The concert film has never looked or sounded classier than Jonathan Demme’s superbly crafted “Neil Young: Heart of Gold.” In capturing and melding two performances of Young and his band of master musicians last August at Nashville’s acoustically legendary Ryman Auditorium, Demme challenges himself to create a poetic work that’s far more than a mere recording of artists at the top of their game, while deepening his long involvement with music on film. Stately, classical and even deliberately old-fashioned, February release will have a challenge in attracting crowds beyond Young’s legion of fans, but is destined as a vid perennial.
Only months before the gig, Young had been diagnosed with a potentially fatal brain aneurysm. Faced with mortality, he penned his latest album, “Prairie Wind,” in a creative flurry — like his early classics, “Harvest” and “Harvest Moon,” a song cycle rooted in his experiences and memories growing up on the Canadian Midwest plains. (Young successfully went through surgery.)

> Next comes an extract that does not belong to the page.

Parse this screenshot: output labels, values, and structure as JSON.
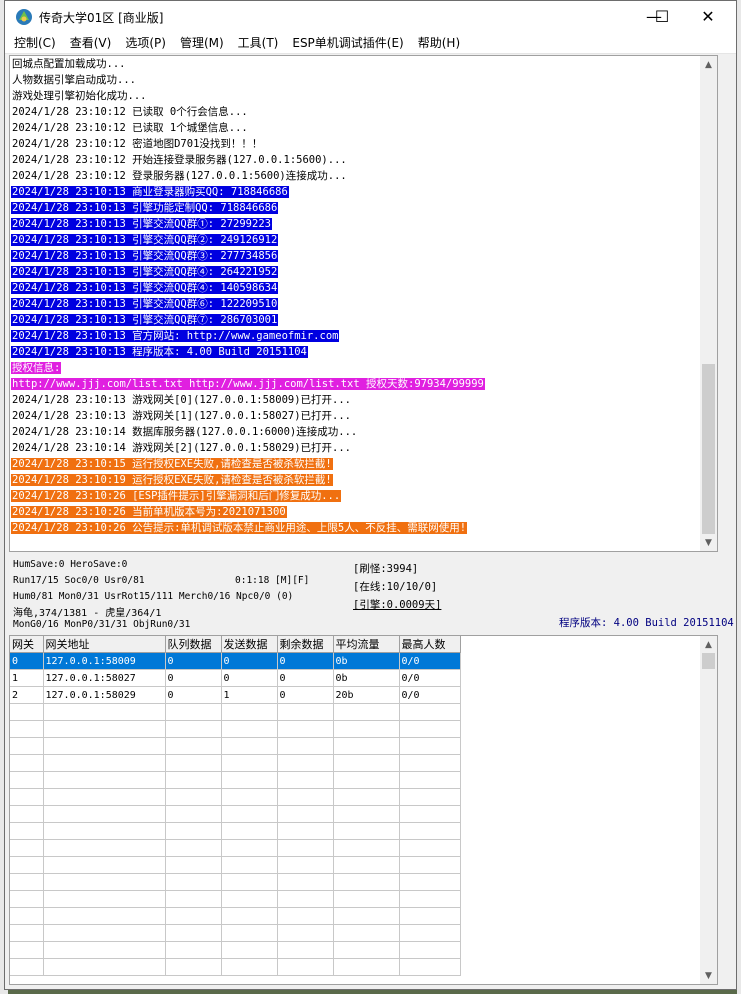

Concert was conceived as a narrative epic of sorts, linking the new songs with the best-known work from the two earlier albums, resulting in Young’s grandest statement yet on the effects of time, age, nature and kinfolk on one’s world view.
“Heart of Gold” is vastly different from Young’s own recent, inventive and rough-hewn film, “Greendale,” or Demme’s terrific concert film with Talking Heads, “Stop Making Sense.” Young is stronger than ever as a singer of immense expression, and his saga of life and family in the country recalls Elton John’s “Tumbleweed Connection” and David Ackles’ unjustly forgotten “American Gothic” albums.
After brief interviews with key bandmates en route to the Ryman, pic launches into the concert with a subtle Steadicam move from the crowd and up to the stage. First half is devoted to songs from “Prairie Wind,” smoothly presented with only brief fades or breaks between tunes, and with some wonderfully charming and folksy intros by Young. Vet viewers of concert films will soon realize that this is a career-summing pic in the same kind of way that Martin Scorsese’s “The Last Waltz” was for the Band.
One of the most redolent “Wind” songs is “This Old Guitar,” dedicated to Young’s acoustic guitar, dubbed “Hank” because it was once owned by Hank Williams. In his intro, Young notes that this may be “Hank’s” first time back at the Ryman since Williams’ last gig there in 1951, thus sweetly sealing the vital country connection in the country-rock sensibility that’s always been at the center of Young’s songwriting.
At the same time, most of the new and old songs are firmly rooted in Canada and Young’s farming family, emphasized by the magnificently rendered landscape murals of prairie life conceived by production designer Michael Zansky.
Transition in concert to the ’70s classics is perhaps the most impressively subtle aspect of both performance and film. Typically, vet pop stars’ concerts that start with fresh material and then dip into the song catalog devolve into a pandering trip down memory lane; not so with Young. Here, the strands of memory and mortality that thread the work in “Prairie Wind” do the same for the “Harvest”-era songs.
As “Greendale” attested, Young has been in the midst of an artistic renaissance, and as both writer and singer, he has never seemed musically and personally more vital than in Demme’s film. He drives an excellent band, including core members Ben Keith (a standout on pedal steel guitar), Spooner Oldham, Rick Rosas, Karl Himmel, Chad Cromwell, Wayne Jackson, Grant Boatwright, Larry Cragg (performing on broom, no less, on “Harvest Moon”) with superb vocal backup by, among others, Pegi Young (Young’s wife) and Emmylou Harris.
Demme’s eight-camera coverage is precisely judged for each song, with close-ups and medium shots favored over wide views. Since the stage performance was lit and designed for film, ace d.p. Ellen Kuras employs an array of tools (including beautifully chosen spotlights) to create a painterly look. Though it’s hard to detect, each band member wears a distinct yet subtle costume, designed in frontier motifs by Manuel. Editor Andy Keir plays a musical role himself, cutting exactly to the tempi of the tunes.